[Data about app and page elements]
____

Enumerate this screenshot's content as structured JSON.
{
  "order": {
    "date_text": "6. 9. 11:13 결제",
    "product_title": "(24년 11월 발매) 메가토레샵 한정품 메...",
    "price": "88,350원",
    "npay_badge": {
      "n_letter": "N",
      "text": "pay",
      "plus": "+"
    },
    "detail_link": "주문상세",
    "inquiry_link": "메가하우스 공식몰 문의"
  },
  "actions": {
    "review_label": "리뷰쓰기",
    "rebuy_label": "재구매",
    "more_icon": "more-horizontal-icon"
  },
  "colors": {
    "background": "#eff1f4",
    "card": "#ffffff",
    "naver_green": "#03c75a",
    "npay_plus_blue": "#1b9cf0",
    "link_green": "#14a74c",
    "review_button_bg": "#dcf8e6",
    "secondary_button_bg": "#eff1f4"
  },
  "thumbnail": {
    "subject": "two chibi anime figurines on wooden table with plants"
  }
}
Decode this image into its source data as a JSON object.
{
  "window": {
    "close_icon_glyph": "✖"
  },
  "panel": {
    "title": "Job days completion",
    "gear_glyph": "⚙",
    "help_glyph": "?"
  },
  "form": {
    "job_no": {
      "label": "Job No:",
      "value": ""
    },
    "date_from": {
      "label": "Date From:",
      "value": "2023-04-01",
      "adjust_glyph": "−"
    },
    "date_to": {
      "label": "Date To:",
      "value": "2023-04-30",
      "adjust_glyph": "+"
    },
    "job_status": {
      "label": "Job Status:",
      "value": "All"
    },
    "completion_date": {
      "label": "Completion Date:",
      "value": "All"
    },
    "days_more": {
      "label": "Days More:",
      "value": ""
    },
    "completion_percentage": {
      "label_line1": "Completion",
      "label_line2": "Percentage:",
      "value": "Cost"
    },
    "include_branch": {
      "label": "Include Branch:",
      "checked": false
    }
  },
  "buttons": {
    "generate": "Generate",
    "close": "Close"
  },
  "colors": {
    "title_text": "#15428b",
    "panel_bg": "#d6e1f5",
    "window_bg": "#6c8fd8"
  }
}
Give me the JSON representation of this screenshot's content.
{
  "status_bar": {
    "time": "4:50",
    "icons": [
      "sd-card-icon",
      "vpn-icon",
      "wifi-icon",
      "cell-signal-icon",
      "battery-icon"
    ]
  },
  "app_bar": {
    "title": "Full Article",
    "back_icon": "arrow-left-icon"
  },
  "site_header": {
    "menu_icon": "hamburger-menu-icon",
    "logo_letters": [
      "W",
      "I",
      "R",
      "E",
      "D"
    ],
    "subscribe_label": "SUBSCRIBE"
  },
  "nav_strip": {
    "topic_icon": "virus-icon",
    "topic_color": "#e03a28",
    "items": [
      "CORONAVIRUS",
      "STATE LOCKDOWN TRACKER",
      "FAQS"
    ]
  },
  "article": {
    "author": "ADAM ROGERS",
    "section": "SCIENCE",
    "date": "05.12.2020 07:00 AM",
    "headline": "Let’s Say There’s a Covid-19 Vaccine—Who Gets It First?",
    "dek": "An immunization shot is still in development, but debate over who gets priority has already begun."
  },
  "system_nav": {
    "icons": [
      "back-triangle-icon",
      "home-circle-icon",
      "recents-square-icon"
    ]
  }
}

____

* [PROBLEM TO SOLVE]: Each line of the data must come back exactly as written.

* [EXERCISE ANSWER]:
Enumerate this screenshot's content as structured JSON.
{
  "order": {
    "date_text": "6. 9. 11:13 결제",
    "product_title": "(24년 11월 발매) 메가토레샵 한정품 메...",
    "price": "88,350원",
    "npay_badge": {
      "n_letter": "N",
      "text": "pay",
      "plus": "+"
    },
    "detail_link": "주문상세",
    "inquiry_link": "메가하우스 공식몰 문의"
  },
  "actions": {
    "review_label": "리뷰쓰기",
    "rebuy_label": "재구매",
    "more_icon": "more-horizontal-icon"
  },
  "colors": {
    "background": "#eff1f4",
    "card": "#ffffff",
    "naver_green": "#03c75a",
    "npay_plus_blue": "#1b9cf0",
    "link_green": "#14a74c",
    "review_button_bg": "#dcf8e6",
    "secondary_button_bg": "#eff1f4"
  },
  "thumbnail": {
    "subject": "two chibi anime figurines on wooden table with plants"
  }
}
Decode this image into its source data as a JSON object.
{
  "window": {
    "close_icon_glyph": "✖"
  },
  "panel": {
    "title": "Job days completion",
    "gear_glyph": "⚙",
    "help_glyph": "?"
  },
  "form": {
    "job_no": {
      "label": "Job No:",
      "value": ""
    },
    "date_from": {
      "label": "Date From:",
      "value": "2023-04-01",
      "adjust_glyph": "−"
    },
    "date_to": {
      "label": "Date To:",
      "value": "2023-04-30",
      "adjust_glyph": "+"
    },
    "job_status": {
      "label": "Job Status:",
      "value": "All"
    },
    "completion_date": {
      "label": "Completion Date:",
      "value": "All"
    },
    "days_more": {
      "label": "Days More:",
      "value": ""
    },
    "completion_percentage": {
      "label_line1": "Completion",
      "label_line2": "Percentage:",
      "value": "Cost"
    },
    "include_branch": {
      "label": "Include Branch:",
      "checked": false
    }
  },
  "buttons": {
    "generate": "Generate",
    "close": "Close"
  },
  "colors": {
    "title_text": "#15428b",
    "panel_bg": "#d6e1f5",
    "window_bg": "#6c8fd8"
  }
}
Give me the JSON representation of this screenshot's content.
{
  "status_bar": {
    "time": "4:50",
    "icons": [
      "sd-card-icon",
      "vpn-icon",
      "wifi-icon",
      "cell-signal-icon",
      "battery-icon"
    ]
  },
  "app_bar": {
    "title": "Full Article",
    "back_icon": "arrow-left-icon"
  },
  "site_header": {
    "menu_icon": "hamburger-menu-icon",
    "logo_letters": [
      "W",
      "I",
      "R",
      "E",
      "D"
    ],
    "subscribe_label": "SUBSCRIBE"
  },
  "nav_strip": {
    "topic_icon": "virus-icon",
    "topic_color": "#e03a28",
    "items": [
      "CORONAVIRUS",
      "STATE LOCKDOWN TRACKER",
      "FAQS"
    ]
  },
  "article": {
    "author": "ADAM ROGERS",
    "section": "SCIENCE",
    "date": "05.12.2020 07:00 AM",
    "headline": "Let’s Say There’s a Covid-19 Vaccine—Who Gets It First?",
    "dek": "An immunization shot is still in development, but debate over who gets priority has already begun."
  },
  "system_nav": {
    "icons": [
      "back-triangle-icon",
      "home-circle-icon",
      "recents-square-icon"
    ]
  }
}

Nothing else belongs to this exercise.